THEATRE ROYAL PLYMOUTH – THE DRUM – 10 AUGUST 2019
2021: A CORNISH SPACE ODYSSEY
RUNNING TIME 1 HOUR – no interval
Theatre Royal Plymouth Box Office – 01752 267222
REVIEW – CORMAC RICHARDS – 8 AUGUST 2019
The audience enters the auditorium onto the stage area. A museum displays a special exhibition of artefacts; carefully presented on piled cardboard boxes you see a flipflop, a radio, a helmet…..earnest, boiler-suited, attendants guide the audience around the exhibits, explaining the significance of each.
As an introduction to a piece of theatre, this is different, smart and an instant appetite-whetter.
The Narwhal Ensemble are a group of emerging artists who create quirky theatre inspired by life in the South West of England. They have had an association with The Theatre Royal Plymouth for some years and are presenting their current show as part of the new Platform initiative started by the Theatre. The Company of eight have created 2021: A Cornish Odyssey which combines, sound, music, movement and story-telling which is not what it at first appears to be.
Using the tale of young pioneer astronaut Cleo Turner, the audience are lulled into a story of cuteness, of fun, of adventure and of comedy only to have their heads frazzled by the tragedy and aftermath which follows.
Themes of loss, grief, regret, sorrow are threaded through the story for, as Cleo will never return, she has many memories and regrets and things she wishes she had said before embarking on her quest and at the same time, those who are left behind have to deal with the aftermath. Cornwall is not the first place you think of when it comes to space exploration and it is this insignificance, the smallness of the place and the individual, which unleashes common truths about life, the universe and everything.
The props in the ‘museum’ all play a part of the story – the boxes are there to re-discover memories and to lock them away forever and as both float around in zero-gravity, the audience is given time to consider their own memories and regrets and maybe their own mortality.
The four performers; Roxane Boulbin Wallace, John Inkerman, Chelsea Vincent, and Alex Robins, are fully engaged with what they have created and their commitment to the work is plain to see; they work so closely together and perform with conviction and an excellent engagement with their audience.
The use of music and sound is extremely well done – and there is even the use of one of my favourite musical instrument; the theremin. Lighting is also excellent as the mood changes so very suddenly at times.
Movement is very important in the piece from the floating boxes and objects to the, seemingly, death throes of the astronaut; this is cleverly choreographed, though I did feel at times that some sequences lead to the pace slacking; the end result might have been just that bit tighter.
Is the audience made to think?
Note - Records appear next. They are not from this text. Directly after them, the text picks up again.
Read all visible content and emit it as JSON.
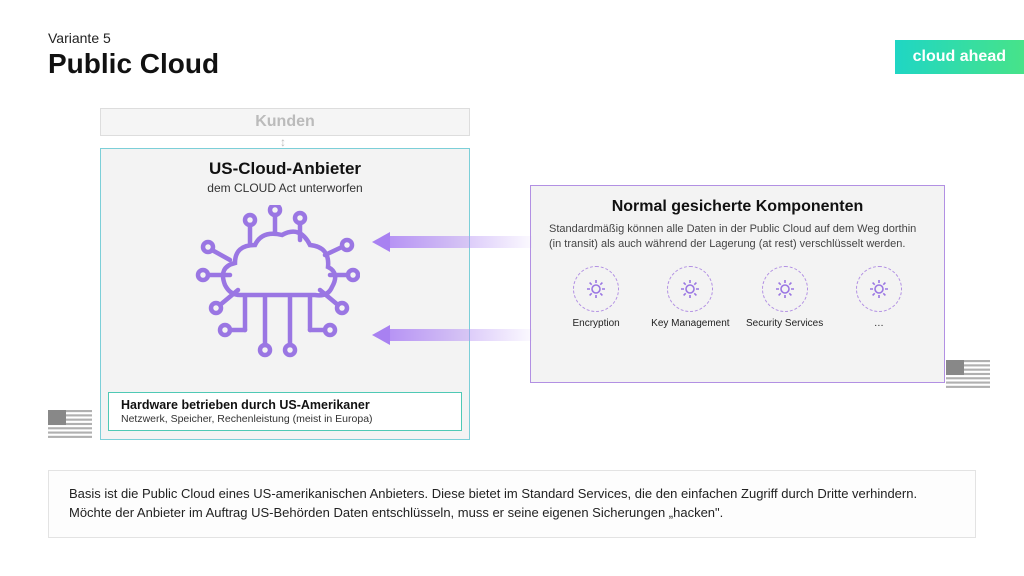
{
  "header": {
    "subtitle": "Variante 5",
    "title": "Public Cloud"
  },
  "brand": "cloud ahead",
  "kunden": "Kunden",
  "cloud_box": {
    "title": "US-Cloud-Anbieter",
    "subtitle": "dem CLOUD Act unterworfen"
  },
  "hardware_box": {
    "title": "Hardware betrieben durch US-Amerikaner",
    "subtitle": "Netzwerk, Speicher, Rechenleistung (meist in Europa)"
  },
  "security_box": {
    "title": "Normal gesicherte Komponenten",
    "description": "Standardmäßig können alle Daten in der Public Cloud auf dem Weg dorthin (in transit) als auch während der Lagerung (at rest) verschlüsselt werden.",
    "items": [
      {
        "label": "Encryption"
      },
      {
        "label": "Key Management"
      },
      {
        "label": "Security Services"
      },
      {
        "label": "…"
      }
    ]
  },
  "footer": "Basis ist die Public Cloud eines US-amerikanischen Anbieters. Diese bietet im Standard Services, die den einfachen Zugriff durch Dritte verhindern. Möchte der Anbieter im Auftrag US-Behörden Daten entschlüsseln, muss er seine eigenen Sicherungen „hacken\"."
}
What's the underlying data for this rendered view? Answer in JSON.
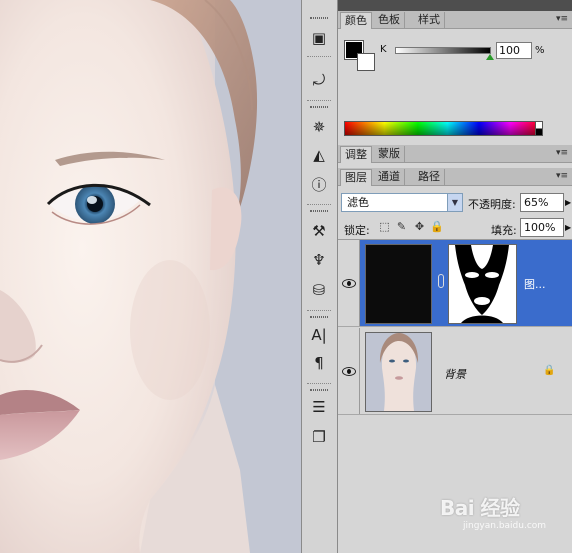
{
  "color_panel": {
    "tabs": [
      "颜色",
      "色板",
      "样式"
    ],
    "channel_label": "K",
    "k_value": "100",
    "unit": "%",
    "foreground_color": "#000000",
    "background_color": "#ffffff"
  },
  "adjust_panel": {
    "tabs": [
      "调整",
      "蒙版"
    ]
  },
  "layers_panel": {
    "tabs": [
      "图层",
      "通道",
      "路径"
    ],
    "blend_mode": "滤色",
    "opacity_label": "不透明度:",
    "opacity_value": "65%",
    "lock_label": "锁定:",
    "fill_label": "填充:",
    "fill_value": "100%",
    "layers": [
      {
        "name": "图...",
        "selected": true
      },
      {
        "name": "背景",
        "selected": false,
        "locked": true
      }
    ]
  },
  "dock": {
    "tools": [
      "histogram-icon",
      "history-icon",
      "navigator-icon",
      "levels-icon",
      "info-icon",
      "tool-presets-icon",
      "brushes-icon",
      "clone-source-icon",
      "character-icon",
      "paragraph-icon",
      "actions-icon",
      "layer-comps-icon"
    ]
  },
  "watermark": {
    "text": "Bai 经验",
    "url": "jingyan.baidu.com"
  },
  "colors": {
    "selection": "#3a6ccc",
    "panel_bg": "#d6d6d6"
  }
}
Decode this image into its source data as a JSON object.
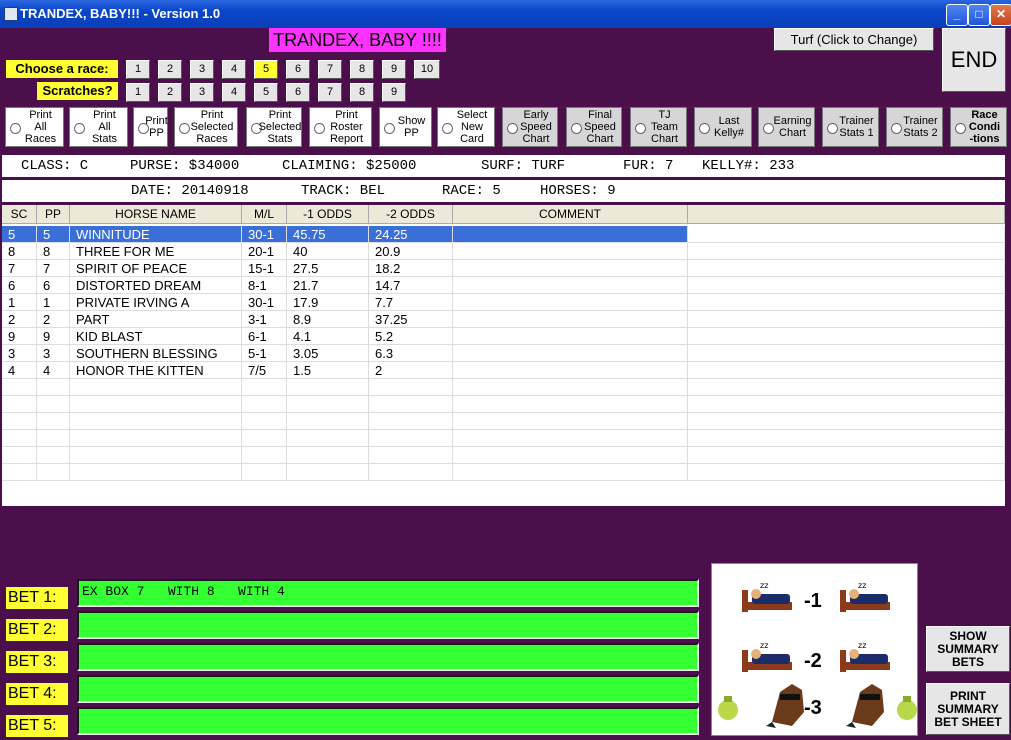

Indeed they are – the play is not without emotion – and as the audience come to realise what is happening before them, they are nudged in the ribs in no uncertain way. I was cheered and moved in equal measure.
To create a story about serious issues we all face and dress it in something so original is a true skill and The Narwhal Ensemble have produced a thoughtful, inspiring and quietly devastating piece of theatre – a great achievement.
NB – The Photograph is a stock picture from the Company and not from this show.
CLEO – ROXANE BOULBIN WALLACE
LUKE – JOHN INKERMAN
ELLA – CHELSEA VINCENT
MIKE – ALEX ROBINS
VOICES – DAISY HIGMAN, LIAM MCDONAGH-GREAVES, SAM PARKER, FLORIAN SATURLEY, CALLUM STEWART
DIRECTED BY – NICOLE REDFERN
WRITERS – CHELSEA VINCENT & SAM PARKER
PRODUCED BY – HELEN BOVEY
SOUND – DAISY HIGMAN
MOVEMENT – LUCY BISHOP
STAGE MANAGER – TIMOTHY JAMES
SET DESIGN – CHLOE BENBOW